The late 1970s/early 1980s provides a good case study for how high inflation can wreak havoc on lending. Double-digit inflation led to mortgage rates spiking over 18%. Defaults skyrocketed, especially for people who had taken out ARMs.

Lenders faced massive losses, and many savings and loan institutions failed. Accounting rules at the time exacerbated the crisis, as they allowed banks to count unrealized gains on long-term bonds as current income. When interest rates later fell, those paper profits turned to large losses.

The entire savings and loan industry struggled. Of around 4,000 S&Ls in the early 1980s, over 1,300 failed by the end of the decade. The government had to take over and close hundreds of insolvent thrifts.

Could That Happen Again?

Critics raise concerns that lenders today are ignoring the potential impacts of inflation based on false confidence that "this time is different." However, there are some important differences between the high inflationary period of the 1970s/1980s and today:

  • More prudent capital requirements help ensure lenders have enough reserves to weather downturns.
  • Adjustable-rate mortgagecaps prevent rates from spiking as high.
  • Lending standards have been tighter in recent decades, especially for mortgages.
  • The Federal Reserve has more tools, like its bond buying programs, to intervene if needed.
  • The economy is less dependent on volatile manufacturing and commodities today.

While these factors should help, if inflation remains stubbornly high, it will strain both lenders and borrowers. The Fed would likely need to keep interest rates elevated for years, putting downward pressure on lending and growth.

Key strategies lenders should consider to navigate inflation risks include:

  • Maintaining conservative underwriting standards, even if competitive pressures build to lower them.
  • Keeping a healthy level of loan loss reserves.
  • Using interest rate hedges and other tactics to manage unpredictable rate swings.
  • Diversifying lending products to reduce reliance on areas like ARMs and jumbos.
  • Focusing on fee income opportunities so rising rates also improve net interest margins.
  • Controlling operating costs wherever possible.
  • Keeping a close watch on portfolio performance trends to catch any deterioration early.

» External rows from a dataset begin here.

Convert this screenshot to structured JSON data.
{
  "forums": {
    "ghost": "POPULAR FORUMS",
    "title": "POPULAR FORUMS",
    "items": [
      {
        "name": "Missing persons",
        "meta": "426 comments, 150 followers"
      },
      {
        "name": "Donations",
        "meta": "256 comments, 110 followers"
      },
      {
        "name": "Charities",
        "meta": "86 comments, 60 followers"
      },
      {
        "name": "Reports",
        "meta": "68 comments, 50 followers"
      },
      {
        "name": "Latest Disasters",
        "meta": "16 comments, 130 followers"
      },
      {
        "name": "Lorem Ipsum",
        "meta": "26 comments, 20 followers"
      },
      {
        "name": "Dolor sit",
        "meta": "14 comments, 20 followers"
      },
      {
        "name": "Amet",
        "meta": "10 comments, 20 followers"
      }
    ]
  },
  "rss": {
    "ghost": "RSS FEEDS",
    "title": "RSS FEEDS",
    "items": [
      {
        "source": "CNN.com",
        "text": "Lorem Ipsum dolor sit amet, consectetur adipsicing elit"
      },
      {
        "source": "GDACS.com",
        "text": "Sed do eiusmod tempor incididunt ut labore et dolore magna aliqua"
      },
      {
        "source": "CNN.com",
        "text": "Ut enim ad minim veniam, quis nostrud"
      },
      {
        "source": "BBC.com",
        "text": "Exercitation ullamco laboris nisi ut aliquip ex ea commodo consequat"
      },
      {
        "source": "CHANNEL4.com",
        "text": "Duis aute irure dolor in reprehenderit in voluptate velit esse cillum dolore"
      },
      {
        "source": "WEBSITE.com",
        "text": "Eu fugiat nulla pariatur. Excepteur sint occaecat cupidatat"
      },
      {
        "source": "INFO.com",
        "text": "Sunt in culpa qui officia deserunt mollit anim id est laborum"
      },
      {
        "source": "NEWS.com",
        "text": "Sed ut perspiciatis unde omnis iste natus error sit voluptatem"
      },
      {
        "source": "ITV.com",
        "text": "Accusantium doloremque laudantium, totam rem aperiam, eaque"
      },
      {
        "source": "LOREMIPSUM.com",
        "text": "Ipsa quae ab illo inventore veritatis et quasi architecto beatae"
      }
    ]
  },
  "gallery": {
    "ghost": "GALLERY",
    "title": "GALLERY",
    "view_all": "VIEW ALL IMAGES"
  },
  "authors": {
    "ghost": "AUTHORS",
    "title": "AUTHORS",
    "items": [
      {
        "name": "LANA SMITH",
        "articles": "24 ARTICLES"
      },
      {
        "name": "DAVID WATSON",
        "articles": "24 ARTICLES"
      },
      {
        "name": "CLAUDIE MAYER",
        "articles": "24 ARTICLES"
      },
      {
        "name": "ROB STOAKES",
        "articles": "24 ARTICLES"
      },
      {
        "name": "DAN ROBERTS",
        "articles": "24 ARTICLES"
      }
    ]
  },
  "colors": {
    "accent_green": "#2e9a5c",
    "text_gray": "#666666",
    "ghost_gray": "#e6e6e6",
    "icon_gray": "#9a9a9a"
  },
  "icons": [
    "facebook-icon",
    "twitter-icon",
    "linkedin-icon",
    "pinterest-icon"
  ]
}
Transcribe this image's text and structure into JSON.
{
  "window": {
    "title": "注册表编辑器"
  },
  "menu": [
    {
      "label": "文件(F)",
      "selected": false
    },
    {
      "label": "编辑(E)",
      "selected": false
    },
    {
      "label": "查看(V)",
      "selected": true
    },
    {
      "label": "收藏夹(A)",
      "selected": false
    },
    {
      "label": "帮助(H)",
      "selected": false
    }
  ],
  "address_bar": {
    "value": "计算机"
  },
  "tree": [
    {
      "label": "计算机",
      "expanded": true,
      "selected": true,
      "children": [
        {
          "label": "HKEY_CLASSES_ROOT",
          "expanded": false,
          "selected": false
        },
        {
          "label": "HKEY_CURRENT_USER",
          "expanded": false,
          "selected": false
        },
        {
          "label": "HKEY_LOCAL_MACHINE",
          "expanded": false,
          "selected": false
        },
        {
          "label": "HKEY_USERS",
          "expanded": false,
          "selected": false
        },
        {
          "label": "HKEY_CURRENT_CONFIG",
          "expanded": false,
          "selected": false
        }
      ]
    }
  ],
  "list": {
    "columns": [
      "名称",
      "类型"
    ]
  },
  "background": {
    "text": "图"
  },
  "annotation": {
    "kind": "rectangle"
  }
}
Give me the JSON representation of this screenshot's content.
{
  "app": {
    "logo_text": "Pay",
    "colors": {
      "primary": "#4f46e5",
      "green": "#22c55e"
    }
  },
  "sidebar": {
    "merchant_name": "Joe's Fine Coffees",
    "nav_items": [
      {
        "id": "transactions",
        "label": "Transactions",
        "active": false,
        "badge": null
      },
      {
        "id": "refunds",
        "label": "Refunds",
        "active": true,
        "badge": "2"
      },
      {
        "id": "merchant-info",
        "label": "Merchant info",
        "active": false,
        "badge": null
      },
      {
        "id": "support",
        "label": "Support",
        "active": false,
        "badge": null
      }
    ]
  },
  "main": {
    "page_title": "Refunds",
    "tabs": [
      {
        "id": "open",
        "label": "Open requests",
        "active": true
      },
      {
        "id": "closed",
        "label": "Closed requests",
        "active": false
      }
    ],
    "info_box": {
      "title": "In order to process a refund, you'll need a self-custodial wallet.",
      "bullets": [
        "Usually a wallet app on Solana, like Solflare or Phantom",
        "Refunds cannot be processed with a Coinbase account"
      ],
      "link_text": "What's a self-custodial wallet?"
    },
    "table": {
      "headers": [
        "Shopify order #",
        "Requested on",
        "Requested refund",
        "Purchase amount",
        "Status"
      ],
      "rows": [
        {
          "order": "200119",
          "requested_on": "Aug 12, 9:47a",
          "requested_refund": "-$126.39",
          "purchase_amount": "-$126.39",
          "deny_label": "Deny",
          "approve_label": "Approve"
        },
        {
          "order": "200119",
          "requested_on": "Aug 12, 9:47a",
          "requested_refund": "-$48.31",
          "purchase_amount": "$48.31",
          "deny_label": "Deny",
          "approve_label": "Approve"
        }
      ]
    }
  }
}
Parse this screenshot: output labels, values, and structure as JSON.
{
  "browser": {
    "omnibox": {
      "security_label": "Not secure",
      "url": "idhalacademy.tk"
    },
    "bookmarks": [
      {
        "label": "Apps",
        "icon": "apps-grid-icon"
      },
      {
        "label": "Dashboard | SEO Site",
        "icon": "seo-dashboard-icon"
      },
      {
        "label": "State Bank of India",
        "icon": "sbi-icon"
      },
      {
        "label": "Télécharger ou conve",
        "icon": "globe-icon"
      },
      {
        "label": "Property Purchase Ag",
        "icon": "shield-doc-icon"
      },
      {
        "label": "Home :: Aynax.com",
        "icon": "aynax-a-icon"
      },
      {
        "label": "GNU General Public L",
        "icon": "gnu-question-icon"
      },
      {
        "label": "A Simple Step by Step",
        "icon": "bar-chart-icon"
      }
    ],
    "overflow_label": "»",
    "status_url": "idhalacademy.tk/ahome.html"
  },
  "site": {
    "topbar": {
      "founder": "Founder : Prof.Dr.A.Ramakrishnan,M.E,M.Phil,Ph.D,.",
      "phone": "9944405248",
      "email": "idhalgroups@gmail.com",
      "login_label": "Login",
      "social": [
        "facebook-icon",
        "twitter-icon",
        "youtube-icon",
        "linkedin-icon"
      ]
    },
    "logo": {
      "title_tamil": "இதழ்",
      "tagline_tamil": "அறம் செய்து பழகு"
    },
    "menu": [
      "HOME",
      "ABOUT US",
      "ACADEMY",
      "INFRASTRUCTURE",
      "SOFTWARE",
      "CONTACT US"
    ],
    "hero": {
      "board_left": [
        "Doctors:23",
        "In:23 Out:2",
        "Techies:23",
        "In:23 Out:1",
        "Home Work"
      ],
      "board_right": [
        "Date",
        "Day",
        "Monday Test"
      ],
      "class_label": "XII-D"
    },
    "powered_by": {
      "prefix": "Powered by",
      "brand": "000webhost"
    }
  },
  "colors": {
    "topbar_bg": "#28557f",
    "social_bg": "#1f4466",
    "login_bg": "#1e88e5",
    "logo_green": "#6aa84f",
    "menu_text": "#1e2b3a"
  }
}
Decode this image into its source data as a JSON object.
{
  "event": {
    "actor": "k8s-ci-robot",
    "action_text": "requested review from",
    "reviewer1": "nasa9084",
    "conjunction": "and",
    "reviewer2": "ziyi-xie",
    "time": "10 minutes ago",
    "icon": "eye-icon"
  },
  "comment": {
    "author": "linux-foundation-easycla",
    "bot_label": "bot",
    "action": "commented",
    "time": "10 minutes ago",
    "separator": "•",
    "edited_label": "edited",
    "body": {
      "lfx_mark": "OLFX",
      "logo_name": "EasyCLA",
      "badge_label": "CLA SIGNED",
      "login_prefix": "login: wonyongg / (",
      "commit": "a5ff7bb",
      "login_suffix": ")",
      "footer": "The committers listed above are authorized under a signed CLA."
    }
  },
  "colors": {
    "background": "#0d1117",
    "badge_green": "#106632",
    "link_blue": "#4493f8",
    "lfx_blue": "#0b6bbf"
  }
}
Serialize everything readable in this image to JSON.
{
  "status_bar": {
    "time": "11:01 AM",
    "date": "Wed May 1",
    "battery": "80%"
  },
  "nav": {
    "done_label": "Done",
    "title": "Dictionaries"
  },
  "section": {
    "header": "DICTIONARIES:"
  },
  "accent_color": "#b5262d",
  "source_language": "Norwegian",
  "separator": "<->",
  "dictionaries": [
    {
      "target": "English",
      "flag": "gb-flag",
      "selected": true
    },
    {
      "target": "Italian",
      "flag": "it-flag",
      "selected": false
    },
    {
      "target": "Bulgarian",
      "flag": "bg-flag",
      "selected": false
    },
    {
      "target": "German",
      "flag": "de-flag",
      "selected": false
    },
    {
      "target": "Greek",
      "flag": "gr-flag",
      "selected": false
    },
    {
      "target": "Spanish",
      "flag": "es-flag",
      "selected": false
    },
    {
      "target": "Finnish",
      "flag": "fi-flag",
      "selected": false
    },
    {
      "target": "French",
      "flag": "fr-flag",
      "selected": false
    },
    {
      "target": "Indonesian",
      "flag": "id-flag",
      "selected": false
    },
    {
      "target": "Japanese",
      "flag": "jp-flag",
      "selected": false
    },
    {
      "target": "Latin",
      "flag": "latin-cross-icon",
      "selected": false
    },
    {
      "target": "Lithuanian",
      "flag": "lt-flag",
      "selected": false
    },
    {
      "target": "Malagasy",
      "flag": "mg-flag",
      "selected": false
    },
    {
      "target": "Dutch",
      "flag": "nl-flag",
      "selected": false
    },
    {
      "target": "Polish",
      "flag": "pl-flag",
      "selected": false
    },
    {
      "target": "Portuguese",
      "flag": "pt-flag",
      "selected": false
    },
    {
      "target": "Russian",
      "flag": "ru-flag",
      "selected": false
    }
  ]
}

With prudent preparation and adaptable strategies as conditions change, lenders can manage through inflationary periods. While the current environment presents challenges, the lending industry today is in a stronger position compared to previous decades.